I think it helps to remember that all humans share common ancestry. While there are certainly cultural and biological differences around the globe today, these are the tip of the iceberg, the distant branches of the tree. Under the surface, at the roots, the distribution of people across the globe owes itself to a long, gradual process of migration — or several migrations — during which time some differences arose (along with the interbreeding with neighboring groups that maintained similarities).
The animation below illustrates some of the major migrations of people across the world over the past 200,000 years, reminding us of our roots and shared connections. Some of this is already out of date. For example, a recent study suggested that modern humans may have reached China by 100,000 years ago, much earlier than suggested in the video. But the point still stands — no matter where they live today, all humans can trace their lineage back to the same place.
A recent study on child obesity by researchers at Harvard has received a good deal of media attention lately. In the NY Times, a synopsis of the study was one of the most emailed articles in the country (“Baby Fat May Not Be So Cute After All,” March 22). The key sentence from that article:

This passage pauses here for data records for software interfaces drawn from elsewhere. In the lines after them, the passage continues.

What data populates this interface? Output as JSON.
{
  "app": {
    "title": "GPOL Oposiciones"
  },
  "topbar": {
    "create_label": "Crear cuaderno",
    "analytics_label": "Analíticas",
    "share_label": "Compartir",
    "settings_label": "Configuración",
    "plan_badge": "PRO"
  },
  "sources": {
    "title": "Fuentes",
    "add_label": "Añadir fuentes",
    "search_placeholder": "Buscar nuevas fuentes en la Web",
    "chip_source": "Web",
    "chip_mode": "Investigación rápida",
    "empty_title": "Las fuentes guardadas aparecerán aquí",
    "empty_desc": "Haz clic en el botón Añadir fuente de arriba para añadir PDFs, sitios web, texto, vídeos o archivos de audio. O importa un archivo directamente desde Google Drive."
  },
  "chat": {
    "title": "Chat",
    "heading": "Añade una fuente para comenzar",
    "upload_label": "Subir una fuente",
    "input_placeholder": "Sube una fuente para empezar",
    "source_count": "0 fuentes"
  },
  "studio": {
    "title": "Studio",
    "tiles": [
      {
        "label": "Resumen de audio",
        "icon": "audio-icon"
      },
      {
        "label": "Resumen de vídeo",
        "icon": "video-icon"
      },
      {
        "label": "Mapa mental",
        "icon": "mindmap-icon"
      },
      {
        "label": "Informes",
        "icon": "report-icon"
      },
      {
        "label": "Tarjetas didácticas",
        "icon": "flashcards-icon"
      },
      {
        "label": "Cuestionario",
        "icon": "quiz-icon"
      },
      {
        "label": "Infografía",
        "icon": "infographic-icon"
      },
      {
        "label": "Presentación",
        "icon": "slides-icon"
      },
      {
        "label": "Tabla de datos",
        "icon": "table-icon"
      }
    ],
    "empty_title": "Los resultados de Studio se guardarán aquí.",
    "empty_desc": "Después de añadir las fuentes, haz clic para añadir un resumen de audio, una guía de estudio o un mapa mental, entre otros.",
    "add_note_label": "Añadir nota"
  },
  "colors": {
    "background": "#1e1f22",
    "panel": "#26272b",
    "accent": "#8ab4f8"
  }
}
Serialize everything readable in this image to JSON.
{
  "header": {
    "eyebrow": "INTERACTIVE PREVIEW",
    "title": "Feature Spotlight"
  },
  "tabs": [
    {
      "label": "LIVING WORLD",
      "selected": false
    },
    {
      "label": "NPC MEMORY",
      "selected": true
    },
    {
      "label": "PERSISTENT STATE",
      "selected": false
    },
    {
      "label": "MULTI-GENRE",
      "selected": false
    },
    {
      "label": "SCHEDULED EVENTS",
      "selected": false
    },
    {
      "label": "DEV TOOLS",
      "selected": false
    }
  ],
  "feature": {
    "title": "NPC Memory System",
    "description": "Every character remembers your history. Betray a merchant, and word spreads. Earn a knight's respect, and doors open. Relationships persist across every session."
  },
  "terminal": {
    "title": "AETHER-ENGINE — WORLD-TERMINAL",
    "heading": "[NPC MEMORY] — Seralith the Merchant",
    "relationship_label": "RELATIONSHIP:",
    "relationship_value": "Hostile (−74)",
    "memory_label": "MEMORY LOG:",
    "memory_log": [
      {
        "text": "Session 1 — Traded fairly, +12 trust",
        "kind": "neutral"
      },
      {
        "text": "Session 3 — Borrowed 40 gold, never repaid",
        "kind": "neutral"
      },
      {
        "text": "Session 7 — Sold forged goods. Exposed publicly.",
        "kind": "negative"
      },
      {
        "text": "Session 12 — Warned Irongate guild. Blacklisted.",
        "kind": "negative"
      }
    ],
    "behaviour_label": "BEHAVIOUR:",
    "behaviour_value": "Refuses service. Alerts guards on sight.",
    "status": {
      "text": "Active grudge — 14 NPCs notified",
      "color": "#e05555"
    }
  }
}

“More and more evidence points to pivotal events very early in life — during the toddler years, infancy and even before birth, in the womb — that can set young children on an obesity trajectory that is hard to alter by the time they’re in kindergarten.”
In my weaker moments, I always found it somewhat comforting to know that nobody is perfect. Even historical figures that are often conflated with human perfection had serious flaws. Isaac Newton is considered by many to be the most brilliant person in history, but was aloof, suffered from nervous breakdowns, and as a teenager may have threatened to kill his mother and step-father. Gandhi wrote frequently about his own imperfections and struggles with selfish desires. Einstein deserted his wife and two children for another woman (his cousin). Mother Teresa wrote about her own doubts and struggles with faith. Jesus had his fit of rage in the temple.